Not long after, NBC aired an interview with Swetnick in which she backed away from her most incendiary accusations. In addition, Swetnick gave NBC the names of four people she said knew about the gang rapes. The network reported that one of the people did not know a Julie Swetnick, another was dead, and two others did not respond to inquiries.
Avenatti also gave the committee a declaration from an anonymous “witness” who said that in 1981 to 1982, she personally saw Kavanaugh “’spike’ the ‘punch’ at house parties I attended with Quaaludes and/or grain alcohol. I understood this was being done for the purpose of making girls more likely to engage in sexual acts and less likely to say ‘No.’”
Avenatti would not tell the committee who the “witness” was. But, recently, NBC reported that its journalists talked to the witness, who did not back up the declaration that Avenatti gave the committee on her behalf. “It is incorrect that I saw Brett ‘spike’ the punch,” the woman told NBC. “I didn’t see anyone spike the punch. ... I was very clear with Michael Avenatti from day one.
“I do not like that he [Avenatti] twisted my words,” the woman said.
Putting aside the question of why NBC waited to report the woman’s statement until after the Kavanaugh vote was over, the entire Avenatti episode left Grassley angry that the publicity-seeking lawyer had hijacked the committee’s time and energy at a critical moment, with claims that were obviously untrue. So on Oct. 25, Grassley formally referred Avenatti (and Swetnick) to the Justice Department for a criminal investigation into their conduct.
“It is illegal to knowingly and willfully make materially false, fictitious or fraudulent statements to congressional investigators,” Grassley wrote in the referral. “When charlatans make false claims to the committee – claims that may earn them short-term media exposure and financial gain, but which hinder the committee’s ability to do its job – there should be consequences.”
With Avenatti, there have so far been no consequences, beyond the loss of whatever credibility some cable TV news organizations conferred on him in repeated appearances over the last several months. Now, with the Grassley referral, that could finally change.

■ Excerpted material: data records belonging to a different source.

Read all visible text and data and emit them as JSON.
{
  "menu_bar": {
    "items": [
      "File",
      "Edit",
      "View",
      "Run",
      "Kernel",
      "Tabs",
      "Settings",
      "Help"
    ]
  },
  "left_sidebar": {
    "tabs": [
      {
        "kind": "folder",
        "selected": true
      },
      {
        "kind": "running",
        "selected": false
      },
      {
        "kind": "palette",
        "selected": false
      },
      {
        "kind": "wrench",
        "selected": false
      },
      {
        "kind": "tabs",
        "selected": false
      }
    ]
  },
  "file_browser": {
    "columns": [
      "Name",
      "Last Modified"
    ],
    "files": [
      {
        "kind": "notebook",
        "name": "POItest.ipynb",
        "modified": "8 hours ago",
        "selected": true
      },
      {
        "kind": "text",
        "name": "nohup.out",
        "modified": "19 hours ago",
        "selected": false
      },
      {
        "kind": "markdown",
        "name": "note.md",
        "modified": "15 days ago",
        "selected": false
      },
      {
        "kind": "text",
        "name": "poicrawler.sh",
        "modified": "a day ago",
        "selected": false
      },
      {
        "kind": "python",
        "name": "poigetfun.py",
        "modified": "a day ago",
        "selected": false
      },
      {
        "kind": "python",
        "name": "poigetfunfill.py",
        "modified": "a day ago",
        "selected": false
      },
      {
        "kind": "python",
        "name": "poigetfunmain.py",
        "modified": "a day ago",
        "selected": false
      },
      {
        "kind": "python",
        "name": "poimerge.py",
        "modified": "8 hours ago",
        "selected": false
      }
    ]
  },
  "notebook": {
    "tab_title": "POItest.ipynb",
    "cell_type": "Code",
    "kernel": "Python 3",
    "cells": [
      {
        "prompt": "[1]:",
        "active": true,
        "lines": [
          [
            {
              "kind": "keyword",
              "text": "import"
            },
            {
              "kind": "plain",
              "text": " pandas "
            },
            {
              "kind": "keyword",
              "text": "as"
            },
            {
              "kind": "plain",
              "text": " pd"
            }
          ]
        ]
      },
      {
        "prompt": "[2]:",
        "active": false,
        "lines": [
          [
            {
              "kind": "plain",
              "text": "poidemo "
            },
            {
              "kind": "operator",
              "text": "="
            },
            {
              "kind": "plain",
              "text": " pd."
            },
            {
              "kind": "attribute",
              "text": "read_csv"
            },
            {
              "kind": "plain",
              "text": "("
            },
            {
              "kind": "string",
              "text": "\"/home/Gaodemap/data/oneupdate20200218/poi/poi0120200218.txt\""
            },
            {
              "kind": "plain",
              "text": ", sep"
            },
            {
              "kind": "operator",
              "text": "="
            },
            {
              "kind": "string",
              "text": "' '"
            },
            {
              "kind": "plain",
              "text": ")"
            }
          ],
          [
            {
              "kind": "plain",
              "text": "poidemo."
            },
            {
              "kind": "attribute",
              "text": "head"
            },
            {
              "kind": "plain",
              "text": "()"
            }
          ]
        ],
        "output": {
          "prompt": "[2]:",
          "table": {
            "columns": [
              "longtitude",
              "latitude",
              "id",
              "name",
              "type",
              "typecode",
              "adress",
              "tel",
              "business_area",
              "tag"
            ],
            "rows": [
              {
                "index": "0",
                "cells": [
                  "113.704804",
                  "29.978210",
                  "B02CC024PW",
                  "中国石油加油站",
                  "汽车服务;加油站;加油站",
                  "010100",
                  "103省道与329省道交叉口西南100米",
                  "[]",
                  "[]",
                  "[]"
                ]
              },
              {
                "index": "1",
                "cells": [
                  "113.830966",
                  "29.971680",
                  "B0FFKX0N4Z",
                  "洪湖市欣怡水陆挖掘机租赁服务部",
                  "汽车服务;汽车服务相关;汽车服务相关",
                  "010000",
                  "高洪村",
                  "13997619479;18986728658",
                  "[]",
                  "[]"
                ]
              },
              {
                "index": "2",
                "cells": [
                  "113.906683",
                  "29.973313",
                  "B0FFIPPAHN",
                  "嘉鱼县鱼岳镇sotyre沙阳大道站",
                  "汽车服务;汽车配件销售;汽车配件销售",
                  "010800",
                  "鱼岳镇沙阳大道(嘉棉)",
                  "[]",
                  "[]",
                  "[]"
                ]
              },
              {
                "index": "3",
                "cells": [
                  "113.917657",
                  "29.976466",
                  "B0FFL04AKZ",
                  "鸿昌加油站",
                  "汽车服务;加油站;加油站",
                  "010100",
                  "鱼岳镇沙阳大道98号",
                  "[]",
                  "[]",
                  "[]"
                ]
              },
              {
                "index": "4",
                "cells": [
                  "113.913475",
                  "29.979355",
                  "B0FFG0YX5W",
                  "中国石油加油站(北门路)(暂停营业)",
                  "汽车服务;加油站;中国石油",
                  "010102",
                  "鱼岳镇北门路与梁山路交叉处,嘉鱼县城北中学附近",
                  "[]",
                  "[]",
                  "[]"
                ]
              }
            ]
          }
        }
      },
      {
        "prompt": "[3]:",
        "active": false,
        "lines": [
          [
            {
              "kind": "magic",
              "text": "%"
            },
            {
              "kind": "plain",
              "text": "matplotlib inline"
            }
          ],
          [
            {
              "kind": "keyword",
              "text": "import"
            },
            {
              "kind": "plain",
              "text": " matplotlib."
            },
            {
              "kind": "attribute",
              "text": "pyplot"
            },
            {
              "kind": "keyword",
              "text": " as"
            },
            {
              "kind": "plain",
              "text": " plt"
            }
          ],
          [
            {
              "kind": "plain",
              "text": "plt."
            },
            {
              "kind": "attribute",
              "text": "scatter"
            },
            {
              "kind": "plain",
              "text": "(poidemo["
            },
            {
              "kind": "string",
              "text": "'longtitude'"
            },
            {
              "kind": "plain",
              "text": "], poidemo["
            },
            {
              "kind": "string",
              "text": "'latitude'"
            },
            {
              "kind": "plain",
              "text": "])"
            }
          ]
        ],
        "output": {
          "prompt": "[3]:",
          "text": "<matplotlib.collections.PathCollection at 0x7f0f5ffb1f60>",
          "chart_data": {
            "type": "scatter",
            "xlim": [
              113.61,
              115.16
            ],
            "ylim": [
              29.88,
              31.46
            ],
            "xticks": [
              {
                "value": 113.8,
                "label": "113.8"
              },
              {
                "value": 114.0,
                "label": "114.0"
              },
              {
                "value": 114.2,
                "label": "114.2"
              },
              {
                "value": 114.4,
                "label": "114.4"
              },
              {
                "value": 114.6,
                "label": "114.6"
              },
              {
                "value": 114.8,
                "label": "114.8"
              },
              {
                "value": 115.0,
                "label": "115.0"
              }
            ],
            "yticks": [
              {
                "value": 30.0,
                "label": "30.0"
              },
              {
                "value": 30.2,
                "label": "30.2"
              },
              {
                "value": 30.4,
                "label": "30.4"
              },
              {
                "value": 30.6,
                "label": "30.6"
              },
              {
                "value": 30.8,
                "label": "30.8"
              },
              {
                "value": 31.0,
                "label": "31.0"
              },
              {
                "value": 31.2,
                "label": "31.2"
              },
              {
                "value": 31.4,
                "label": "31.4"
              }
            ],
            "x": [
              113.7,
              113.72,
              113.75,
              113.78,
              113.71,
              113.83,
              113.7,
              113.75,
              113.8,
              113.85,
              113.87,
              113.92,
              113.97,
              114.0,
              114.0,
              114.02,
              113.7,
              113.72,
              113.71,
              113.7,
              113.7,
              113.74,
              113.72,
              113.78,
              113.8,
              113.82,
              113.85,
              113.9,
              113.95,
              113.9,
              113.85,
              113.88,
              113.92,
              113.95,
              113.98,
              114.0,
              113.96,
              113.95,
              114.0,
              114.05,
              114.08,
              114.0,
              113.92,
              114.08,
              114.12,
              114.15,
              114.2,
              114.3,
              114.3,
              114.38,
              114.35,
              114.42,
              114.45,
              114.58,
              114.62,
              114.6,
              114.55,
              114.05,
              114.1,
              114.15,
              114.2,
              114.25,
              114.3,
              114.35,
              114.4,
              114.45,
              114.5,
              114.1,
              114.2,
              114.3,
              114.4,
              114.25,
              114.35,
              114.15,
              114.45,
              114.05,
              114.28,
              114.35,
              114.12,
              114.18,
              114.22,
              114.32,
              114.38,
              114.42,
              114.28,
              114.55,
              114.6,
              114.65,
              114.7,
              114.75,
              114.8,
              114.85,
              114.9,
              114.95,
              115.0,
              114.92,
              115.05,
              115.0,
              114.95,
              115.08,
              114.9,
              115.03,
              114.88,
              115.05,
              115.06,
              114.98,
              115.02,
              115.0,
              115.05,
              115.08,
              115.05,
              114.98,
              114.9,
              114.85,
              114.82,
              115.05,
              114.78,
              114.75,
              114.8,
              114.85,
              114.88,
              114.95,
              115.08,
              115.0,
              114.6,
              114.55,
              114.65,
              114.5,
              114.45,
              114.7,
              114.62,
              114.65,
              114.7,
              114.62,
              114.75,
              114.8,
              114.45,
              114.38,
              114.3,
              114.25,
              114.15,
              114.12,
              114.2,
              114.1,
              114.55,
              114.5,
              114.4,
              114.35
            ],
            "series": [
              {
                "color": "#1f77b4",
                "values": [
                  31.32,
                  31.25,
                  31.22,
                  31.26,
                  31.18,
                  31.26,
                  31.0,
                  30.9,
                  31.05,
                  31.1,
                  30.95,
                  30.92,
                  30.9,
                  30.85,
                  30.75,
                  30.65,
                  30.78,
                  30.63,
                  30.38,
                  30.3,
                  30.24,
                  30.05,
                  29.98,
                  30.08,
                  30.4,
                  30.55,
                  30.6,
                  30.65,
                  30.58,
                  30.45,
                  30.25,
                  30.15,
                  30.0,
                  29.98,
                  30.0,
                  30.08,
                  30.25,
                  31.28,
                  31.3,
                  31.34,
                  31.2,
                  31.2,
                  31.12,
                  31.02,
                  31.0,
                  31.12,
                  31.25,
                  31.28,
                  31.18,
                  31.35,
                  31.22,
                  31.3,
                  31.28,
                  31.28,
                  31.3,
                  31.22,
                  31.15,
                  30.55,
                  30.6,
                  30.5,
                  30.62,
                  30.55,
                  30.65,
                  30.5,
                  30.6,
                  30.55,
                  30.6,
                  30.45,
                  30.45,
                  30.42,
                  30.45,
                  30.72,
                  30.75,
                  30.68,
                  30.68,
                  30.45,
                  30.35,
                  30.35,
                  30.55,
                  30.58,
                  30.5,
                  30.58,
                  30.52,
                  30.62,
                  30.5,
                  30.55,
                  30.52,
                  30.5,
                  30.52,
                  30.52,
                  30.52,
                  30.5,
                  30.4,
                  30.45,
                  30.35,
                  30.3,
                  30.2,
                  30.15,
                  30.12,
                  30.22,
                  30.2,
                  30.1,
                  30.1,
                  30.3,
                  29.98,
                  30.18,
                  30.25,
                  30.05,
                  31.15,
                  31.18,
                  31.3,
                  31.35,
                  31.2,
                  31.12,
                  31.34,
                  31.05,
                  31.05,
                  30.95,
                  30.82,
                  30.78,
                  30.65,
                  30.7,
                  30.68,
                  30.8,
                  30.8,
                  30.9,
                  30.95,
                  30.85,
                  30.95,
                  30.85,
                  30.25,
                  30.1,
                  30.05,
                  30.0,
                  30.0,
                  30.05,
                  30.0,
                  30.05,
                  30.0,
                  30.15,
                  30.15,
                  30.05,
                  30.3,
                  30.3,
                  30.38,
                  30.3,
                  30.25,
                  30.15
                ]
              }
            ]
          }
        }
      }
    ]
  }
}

Byron York is chief political correspondent for The Washington Examiner.